* Assigned task
Nothing in the entries should change; repeat them exactly.

#### Extracted material ####

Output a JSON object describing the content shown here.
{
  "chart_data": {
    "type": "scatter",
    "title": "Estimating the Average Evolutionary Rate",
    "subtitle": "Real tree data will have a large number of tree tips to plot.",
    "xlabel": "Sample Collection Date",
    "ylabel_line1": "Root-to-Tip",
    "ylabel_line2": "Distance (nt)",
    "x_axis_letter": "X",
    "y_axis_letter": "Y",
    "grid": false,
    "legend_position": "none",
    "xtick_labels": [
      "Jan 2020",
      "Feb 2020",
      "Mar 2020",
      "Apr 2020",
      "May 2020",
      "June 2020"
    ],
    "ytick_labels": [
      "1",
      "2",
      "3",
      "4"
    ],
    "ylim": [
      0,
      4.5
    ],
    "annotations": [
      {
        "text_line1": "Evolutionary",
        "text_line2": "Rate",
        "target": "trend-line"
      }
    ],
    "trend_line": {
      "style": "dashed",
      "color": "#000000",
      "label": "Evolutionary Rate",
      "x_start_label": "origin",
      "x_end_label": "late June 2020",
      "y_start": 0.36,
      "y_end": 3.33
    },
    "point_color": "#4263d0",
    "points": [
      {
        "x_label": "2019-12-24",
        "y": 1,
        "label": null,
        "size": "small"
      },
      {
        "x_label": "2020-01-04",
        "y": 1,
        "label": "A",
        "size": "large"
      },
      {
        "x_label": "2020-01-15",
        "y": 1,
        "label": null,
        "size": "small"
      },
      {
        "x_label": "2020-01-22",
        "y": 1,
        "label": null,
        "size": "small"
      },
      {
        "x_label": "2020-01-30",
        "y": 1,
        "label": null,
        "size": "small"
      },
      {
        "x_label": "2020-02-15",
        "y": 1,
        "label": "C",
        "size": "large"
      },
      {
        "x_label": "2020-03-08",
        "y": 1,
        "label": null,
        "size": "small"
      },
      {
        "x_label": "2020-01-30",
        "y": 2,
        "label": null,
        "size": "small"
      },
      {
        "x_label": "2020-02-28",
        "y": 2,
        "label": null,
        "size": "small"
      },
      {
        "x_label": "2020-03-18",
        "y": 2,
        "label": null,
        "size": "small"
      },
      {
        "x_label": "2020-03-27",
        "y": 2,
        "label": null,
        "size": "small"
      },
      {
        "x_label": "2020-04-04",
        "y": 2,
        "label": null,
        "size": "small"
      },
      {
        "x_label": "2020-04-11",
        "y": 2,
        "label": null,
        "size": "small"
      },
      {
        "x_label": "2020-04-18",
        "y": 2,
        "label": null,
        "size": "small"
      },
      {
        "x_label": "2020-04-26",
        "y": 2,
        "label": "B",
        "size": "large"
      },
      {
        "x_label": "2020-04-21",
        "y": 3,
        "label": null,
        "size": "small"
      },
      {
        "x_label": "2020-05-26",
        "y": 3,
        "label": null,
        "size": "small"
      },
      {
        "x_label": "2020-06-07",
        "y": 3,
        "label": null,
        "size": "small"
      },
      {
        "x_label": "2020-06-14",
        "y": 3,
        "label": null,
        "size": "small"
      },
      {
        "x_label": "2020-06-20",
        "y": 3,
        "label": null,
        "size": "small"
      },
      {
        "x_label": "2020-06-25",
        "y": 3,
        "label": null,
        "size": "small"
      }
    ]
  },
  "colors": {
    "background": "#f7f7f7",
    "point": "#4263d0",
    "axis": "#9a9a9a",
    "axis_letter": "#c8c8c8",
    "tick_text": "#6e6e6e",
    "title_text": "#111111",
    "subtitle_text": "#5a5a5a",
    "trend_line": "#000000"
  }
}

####

* Your solution
Output a JSON object describing the content shown here.
{
  "chart_data": {
    "type": "scatter",
    "title": "Estimating the Average Evolutionary Rate",
    "subtitle": "Real tree data will have a large number of tree tips to plot.",
    "xlabel": "Sample Collection Date",
    "ylabel_line1": "Root-to-Tip",
    "ylabel_line2": "Distance (nt)",
    "x_axis_letter": "X",
    "y_axis_letter": "Y",
    "grid": false,
    "legend_position": "none",
    "xtick_labels": [
      "Jan 2020",
      "Feb 2020",
      "Mar 2020",
      "Apr 2020",
      "May 2020",
      "June 2020"
    ],
    "ytick_labels": [
      "1",
      "2",
      "3",
      "4"
    ],
    "ylim": [
      0,
      4.5
    ],
    "annotations": [
      {
        "text_line1": "Evolutionary",
        "text_line2": "Rate",
        "target": "trend-line"
      }
    ],
    "trend_line": {
      "style": "dashed",
      "color": "#000000",
      "label": "Evolutionary Rate",
      "x_start_label": "origin",
      "x_end_label": "late June 2020",
      "y_start": 0.36,
      "y_end": 3.33
    },
    "point_color": "#4263d0",
    "points": [
      {
        "x_label": "2019-12-24",
        "y": 1,
        "label": null,
        "size": "small"
      },
      {
        "x_label": "2020-01-04",
        "y": 1,
        "label": "A",
        "size": "large"
      },
      {
        "x_label": "2020-01-15",
        "y": 1,
        "label": null,
        "size": "small"
      },
      {
        "x_label": "2020-01-22",
        "y": 1,
        "label": null,
        "size": "small"
      },
      {
        "x_label": "2020-01-30",
        "y": 1,
        "label": null,
        "size": "small"
      },
      {
        "x_label": "2020-02-15",
        "y": 1,
        "label": "C",
        "size": "large"
      },
      {
        "x_label": "2020-03-08",
        "y": 1,
        "label": null,
        "size": "small"
      },
      {
        "x_label": "2020-01-30",
        "y": 2,
        "label": null,
        "size": "small"
      },
      {
        "x_label": "2020-02-28",
        "y": 2,
        "label": null,
        "size": "small"
      },
      {
        "x_label": "2020-03-18",
        "y": 2,
        "label": null,
        "size": "small"
      },
      {
        "x_label": "2020-03-27",
        "y": 2,
        "label": null,
        "size": "small"
      },
      {
        "x_label": "2020-04-04",
        "y": 2,
        "label": null,
        "size": "small"
      },
      {
        "x_label": "2020-04-11",
        "y": 2,
        "label": null,
        "size": "small"
      },
      {
        "x_label": "2020-04-18",
        "y": 2,
        "label": null,
        "size": "small"
      },
      {
        "x_label": "2020-04-26",
        "y": 2,
        "label": "B",
        "size": "large"
      },
      {
        "x_label": "2020-04-21",
        "y": 3,
        "label": null,
        "size": "small"
      },
      {
        "x_label": "2020-05-26",
        "y": 3,
        "label": null,
        "size": "small"
      },
      {
        "x_label": "2020-06-07",
        "y": 3,
        "label": null,
        "size": "small"
      },
      {
        "x_label": "2020-06-14",
        "y": 3,
        "label": null,
        "size": "small"
      },
      {
        "x_label": "2020-06-20",
        "y": 3,
        "label": null,
        "size": "small"
      },
      {
        "x_label": "2020-06-25",
        "y": 3,
        "label": null,
        "size": "small"
      }
    ]
  },
  "colors": {
    "background": "#f7f7f7",
    "point": "#4263d0",
    "axis": "#9a9a9a",
    "axis_letter": "#c8c8c8",
    "tick_text": "#6e6e6e",
    "title_text": "#111111",
    "subtitle_text": "#5a5a5a",
    "trend_line": "#000000"
  }
}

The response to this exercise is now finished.